- A positive family history is usually obtained
- Patients have difficulty washing their face due to contracture
- Difficulty placing their hands in their pockets
- Usually unable to get their hand flat on the table.
- Mainstay of treatment is surgical
- Currently collagenase injections are unavailable in New Zealand.
- Usually done as a Day Surgery procedure
- Skin incisions made over the palpable cords and diseased tissue is removed
- Z plasties break up the line of the scar
- Occasionally skin grafts are required to replace contracted skin.
- Patient with >30 degree contracture to the MCP joint
- Unable to get their hand flat on the table
- PIP joint involvement
- Clinical photographs to assist appropriate clinical prioritisation
- Neurovascular injury
- Postoperative stiffness
- Recurrence of contracture.
- Patient is usually discharged in a plaster slab
- Referral to hand therapy for mobilisation +/- splinting for up to three months
- Wounds are reviewed at 10 days
- Usually dissolving stitches are utilised.
Fingers or hands that have been accidentally cut off can be reattached by very detailed surgery that is performed under a microscope (microsurgery) and involves reconnecting tendons, blood vessels and nerves.
- A discrete swelling is felt or seen in hand.
- There are many causes for soft tissue lumps in the hand:
- Fluid filled cysts (ganglion) are the most common
- Benign solid lumps.
- The location and appearance of the swelling can be diagnostic
- X-rays can be performed to look for degenerative joints or bony masses
- An ultrasound will often delineate whether something is solid or cystic

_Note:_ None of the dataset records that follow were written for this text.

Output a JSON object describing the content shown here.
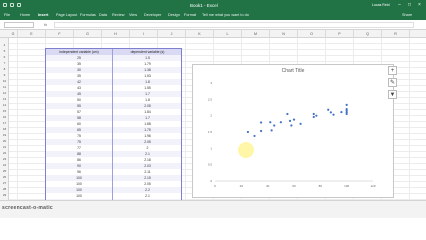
{
  "window": {
    "title": "Book1 - Excel",
    "user": "Lucas Reid",
    "accent": "#217346"
  },
  "ribbon": {
    "tabs": [
      "File",
      "Home",
      "Insert",
      "Page Layout",
      "Formulas",
      "Data",
      "Review",
      "View",
      "Developer",
      "Design",
      "Format"
    ],
    "tell_me": "Tell me what you want to do",
    "share": "Share",
    "active_tab": "Insert"
  },
  "formula_bar": {
    "name_box": "",
    "fx": "fx",
    "value": ""
  },
  "columns": [
    "G",
    "E",
    "F",
    "G",
    "H",
    "I",
    "J",
    "K",
    "L",
    "M",
    "N",
    "O",
    "P",
    "Q",
    "R"
  ],
  "rows": [
    "4",
    "5",
    "6",
    "7",
    "8",
    "9",
    "10",
    "11",
    "12",
    "13",
    "14",
    "15",
    "16",
    "17",
    "18",
    "19",
    "20",
    "21",
    "22",
    "23",
    "24",
    "25",
    "26",
    "27",
    "28",
    "29",
    "30"
  ],
  "table": {
    "headers": [
      "independent variable (cm)",
      "dependent variable (s)"
    ],
    "rows": [
      [
        "25",
        "1.5"
      ],
      [
        "35",
        "1.79"
      ],
      [
        "30",
        "1.38"
      ],
      [
        "35",
        "1.53"
      ],
      [
        "42",
        "1.8"
      ],
      [
        "43",
        "1.55"
      ],
      [
        "45",
        "1.7"
      ],
      [
        "50",
        "1.8"
      ],
      [
        "55",
        "2.05"
      ],
      [
        "57",
        "1.84"
      ],
      [
        "58",
        "1.7"
      ],
      [
        "60",
        "1.88"
      ],
      [
        "65",
        "1.75"
      ],
      [
        "75",
        "1.96"
      ],
      [
        "75",
        "2.05"
      ],
      [
        "77",
        "2"
      ],
      [
        "88",
        "2.1"
      ],
      [
        "86",
        "2.18"
      ],
      [
        "90",
        "2.03"
      ],
      [
        "96",
        "2.11"
      ],
      [
        "100",
        "2.15"
      ],
      [
        "100",
        "2.05"
      ],
      [
        "100",
        "2.2"
      ],
      [
        "100",
        "2.1"
      ],
      [
        "100",
        "2.33"
      ]
    ]
  },
  "chart": {
    "title": "Chart Title",
    "tools": [
      "+",
      "✎",
      "▼"
    ]
  },
  "chart_data": {
    "type": "scatter",
    "title": "Chart Title",
    "x": [
      25,
      35,
      30,
      35,
      42,
      43,
      45,
      50,
      55,
      57,
      58,
      60,
      65,
      75,
      75,
      77,
      88,
      86,
      90,
      96,
      100,
      100,
      100,
      100,
      100
    ],
    "y": [
      1.5,
      1.79,
      1.38,
      1.53,
      1.8,
      1.55,
      1.7,
      1.8,
      2.05,
      1.84,
      1.7,
      1.88,
      1.75,
      1.96,
      2.05,
      2,
      2.1,
      2.18,
      2.03,
      2.11,
      2.15,
      2.05,
      2.2,
      2.1,
      2.33
    ],
    "xlim": [
      0,
      120
    ],
    "ylim": [
      0,
      3
    ],
    "xticks": [
      "0",
      "20",
      "40",
      "60",
      "80",
      "100",
      "120"
    ],
    "yticks": [
      "0",
      "0.5",
      "1",
      "1.5",
      "2",
      "2.5",
      "3"
    ],
    "xlabel": "",
    "ylabel": "",
    "color": "#4472c4",
    "grid": false
  },
  "watermark": "screencast-o-matic"
}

- Complex lesions sometimes require an MRI scan.
- Generally all solid lumps should be surgically removed
- Ganglions if present for >6 months and causing enough symptoms that the patient wants surgical removal are considered for excision.
- Usually performed under general anaesthetic

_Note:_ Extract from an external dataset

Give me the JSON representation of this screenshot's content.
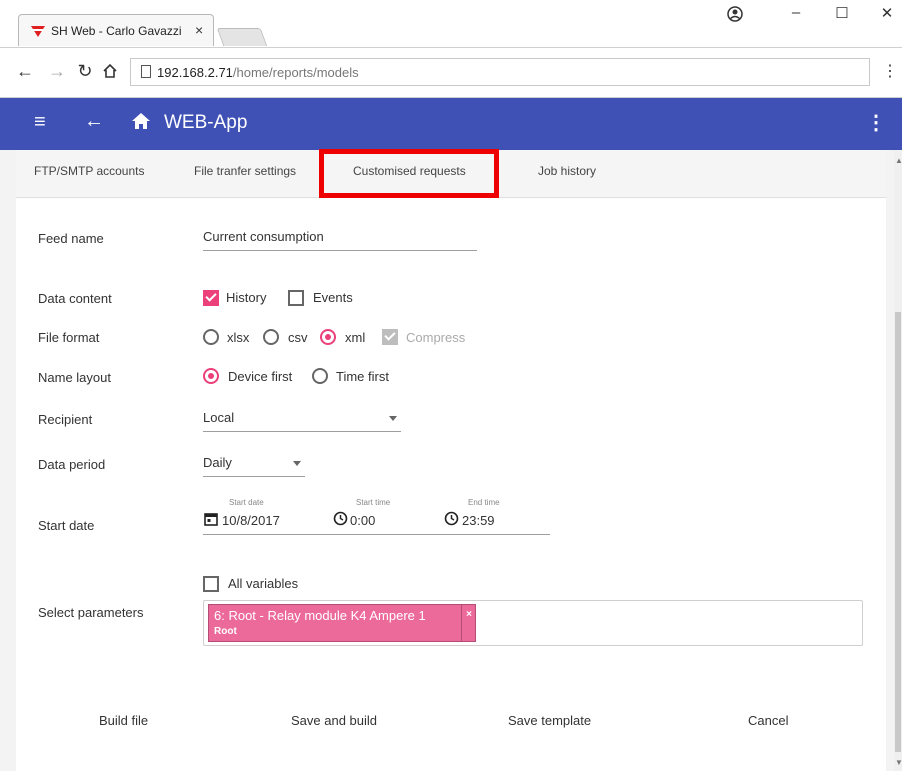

- The lump is shelled out, while protecting surrounding structures.
- Wound breakdown
- Recurrence of the cyst or lump.
- Patient is usually in a protective dressing, possibly a slab

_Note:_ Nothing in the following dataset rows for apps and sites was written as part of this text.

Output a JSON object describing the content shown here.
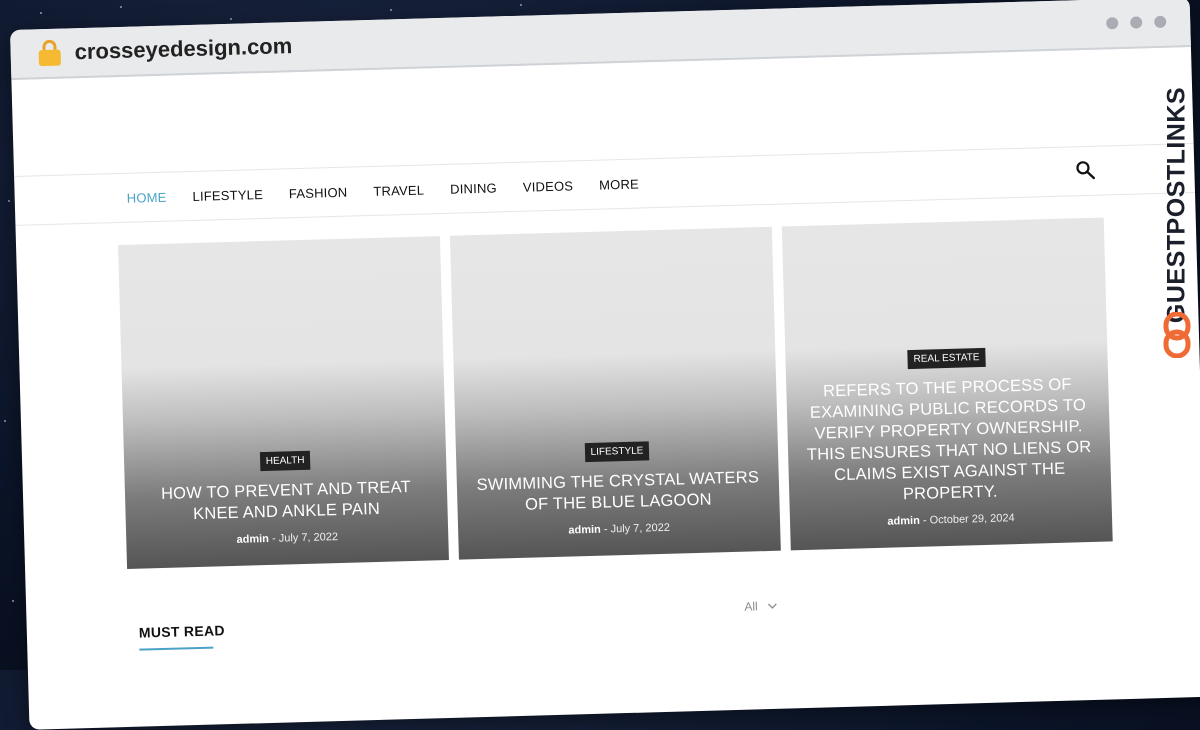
{
  "browser": {
    "url": "crosseyedesign.com"
  },
  "nav": {
    "items": [
      "HOME",
      "LIFESTYLE",
      "FASHION",
      "TRAVEL",
      "DINING",
      "VIDEOS",
      "MORE"
    ]
  },
  "cards": [
    {
      "category": "HEALTH",
      "title": "HOW TO PREVENT AND TREAT KNEE AND ANKLE PAIN",
      "author": "admin",
      "separator": "-",
      "date": "July 7, 2022"
    },
    {
      "category": "LIFESTYLE",
      "title": "SWIMMING THE CRYSTAL WATERS OF THE BLUE LAGOON",
      "author": "admin",
      "separator": "-",
      "date": "July 7, 2022"
    },
    {
      "category": "REAL ESTATE",
      "title": "REFERS TO THE PROCESS OF EXAMINING PUBLIC RECORDS TO VERIFY PROPERTY OWNERSHIP. THIS ENSURES THAT NO LIENS OR CLAIMS EXIST AGAINST THE PROPERTY.",
      "author": "admin",
      "separator": "-",
      "date": "October 29, 2024"
    }
  ],
  "section": {
    "label": "MUST READ",
    "filter": "All"
  },
  "watermark": {
    "text": "GUESTPOSTLINKS"
  },
  "colors": {
    "accent": "#4aa3c7",
    "lock": "#f5b932",
    "brand_icon": "#f06a35"
  },
  "icons": [
    "lock-icon",
    "search-icon",
    "chevron-down-icon",
    "chain-link-icon"
  ]
}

- Specialist review at 10 days for wound inspection and stitch removal and chasing of histology.
Trigger Finders/ Thumb
- Painful finger or thumb that locks in a flexed position.
- Swelling/inflammation around the tendon causes it to lock as it enters the pulley system of the digit.
- Pain is felt in the palm at the base of the digit
- A palpable click is felt on examination.
- Steroid injection with local anaesthetic - 10mg of Kenacort injected in the region of the A1 pulley will settle the problem in 70 - 80% of cases. This procedure can be done at most GP practices. Recurrent triggering or multiple digits require surgery.
- General anaesthetic or local anaesthetic
- Release at the entrance to the pulley system
- Occasionally the tendons need to be debrided or debulked.
- Neurovascular injury
- Light bandage for 5 - 10 days
- Early mobilisation of the digits
- Back to most activities by two to three weeks.
Covering common hand problems such as Carpal Tunnel Syndrome. If suitable, your GP will write a letter to the Department requesting an appointment in our fully integrated one-stop "See and Treat" clinic, where patients could have their treatment on the same day as their first specialist appointment. Surgery will be performed under local anaesthetic and you will be given instructions on medication prior to your arrival.
Patients will be asked to make contact with their GP prior to arriving so that their GP can advise them on the management of their anticoagulants prior to their appointment.
As patients may require a biopsy or surgical procedure in the See and Treat Facility, please let us know if the patient is taking any medication to thin their blood such as warfarin, aspirin, clopidogrel, dabigatran or dipyridamole.
Guidelines for anticoagulant management prior to surgery for the See and Treat patients will be made available soon.
Clinics are held in Middlemore Hospital, Level 1 of Galbraith Building. For further information please see your local GP or contact us for more information.
- Carpal Tunnel Syndrome Surgery Information Sheet (PDF, 445.9 KB)